Here’s how we’re doing this:

•Developing a Hampshire Dementia Action Alliance, where organisations sign up to the National Dementia Declaration and create bespoke action plans.

•Creating dementia friendly high streets, where people with dementia and their carers can feel safe and understood.

•Helping to set up peer support groups, where there are gaps, to enable community engagement at every level.

•Raising awareness throughout the county to help those affected by, or interested in, dementia to gain the knowledge they need to make a difference.

•Establishing a network of Dementia Ambassadors who support the campaign in many ways and inspire others to get involved.

Dementia Friendly Hampshire is an initiative launched by Hampshire County Council, the five NHS clinical commissioning groups and Andover Mind, one of the County’s leading mental health and wellbeing charities. Everyone is working to help people to live well with dementia.

What will be the outcome? What do you mean by ‘living well with dementia’?
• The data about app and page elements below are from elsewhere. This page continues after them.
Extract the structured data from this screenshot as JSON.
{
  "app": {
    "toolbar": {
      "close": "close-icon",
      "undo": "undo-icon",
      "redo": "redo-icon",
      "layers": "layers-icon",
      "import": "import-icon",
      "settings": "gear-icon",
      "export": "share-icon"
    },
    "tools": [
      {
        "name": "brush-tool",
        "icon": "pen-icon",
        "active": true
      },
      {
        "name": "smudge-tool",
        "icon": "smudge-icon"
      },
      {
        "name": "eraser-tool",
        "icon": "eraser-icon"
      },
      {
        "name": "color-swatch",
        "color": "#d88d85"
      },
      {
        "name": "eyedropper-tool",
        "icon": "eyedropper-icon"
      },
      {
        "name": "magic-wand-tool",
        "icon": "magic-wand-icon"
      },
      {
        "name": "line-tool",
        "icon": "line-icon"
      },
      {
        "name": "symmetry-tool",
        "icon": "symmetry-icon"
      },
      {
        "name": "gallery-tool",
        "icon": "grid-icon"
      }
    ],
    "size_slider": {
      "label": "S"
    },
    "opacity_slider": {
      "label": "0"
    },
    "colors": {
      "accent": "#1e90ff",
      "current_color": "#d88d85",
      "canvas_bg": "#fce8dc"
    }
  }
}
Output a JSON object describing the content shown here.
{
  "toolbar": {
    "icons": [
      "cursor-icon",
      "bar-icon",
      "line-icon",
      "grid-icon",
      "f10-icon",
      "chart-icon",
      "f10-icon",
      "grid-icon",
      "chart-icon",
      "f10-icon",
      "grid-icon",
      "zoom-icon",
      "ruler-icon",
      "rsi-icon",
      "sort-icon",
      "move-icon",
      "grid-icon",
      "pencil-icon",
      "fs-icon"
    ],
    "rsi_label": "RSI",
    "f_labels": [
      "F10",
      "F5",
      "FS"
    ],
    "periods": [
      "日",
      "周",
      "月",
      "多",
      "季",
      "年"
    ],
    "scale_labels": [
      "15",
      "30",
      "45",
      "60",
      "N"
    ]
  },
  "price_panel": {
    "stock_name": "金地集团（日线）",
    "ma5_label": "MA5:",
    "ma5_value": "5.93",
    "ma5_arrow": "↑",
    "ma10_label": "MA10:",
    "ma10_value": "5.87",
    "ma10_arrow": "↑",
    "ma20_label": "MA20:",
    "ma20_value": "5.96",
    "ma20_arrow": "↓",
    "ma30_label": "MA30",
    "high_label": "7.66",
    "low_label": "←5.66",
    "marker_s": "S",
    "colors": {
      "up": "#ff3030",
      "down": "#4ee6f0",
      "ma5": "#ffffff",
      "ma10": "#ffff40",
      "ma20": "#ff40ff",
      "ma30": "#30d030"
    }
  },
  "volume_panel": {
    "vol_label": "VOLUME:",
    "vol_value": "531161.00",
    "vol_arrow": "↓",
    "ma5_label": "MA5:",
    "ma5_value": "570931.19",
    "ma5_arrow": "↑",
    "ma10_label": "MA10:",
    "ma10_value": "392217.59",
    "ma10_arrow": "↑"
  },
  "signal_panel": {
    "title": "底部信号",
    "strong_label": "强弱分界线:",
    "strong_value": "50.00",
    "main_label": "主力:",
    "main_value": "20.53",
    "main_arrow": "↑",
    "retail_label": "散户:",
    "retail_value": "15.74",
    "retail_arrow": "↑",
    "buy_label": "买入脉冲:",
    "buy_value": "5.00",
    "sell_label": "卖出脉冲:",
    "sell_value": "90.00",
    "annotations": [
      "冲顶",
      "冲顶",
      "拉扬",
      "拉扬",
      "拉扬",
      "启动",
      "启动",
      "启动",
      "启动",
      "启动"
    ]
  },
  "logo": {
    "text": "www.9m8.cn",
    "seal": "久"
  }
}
If people around them are understanding, patient and supportive, many people with dementia will be able to live independently for longer, with an improved quality of life. They will feel positive, included, empowered and engaged in the daily life that we take for granted. With the Hampshire community's support, people with dementia can feel safe, confident and find their way around. They will be able to carry on doing the things they enjoy, and need, to do, keep in touch with friends and family and find people who feel the same. In short, to continue to feel valued and a part of the community.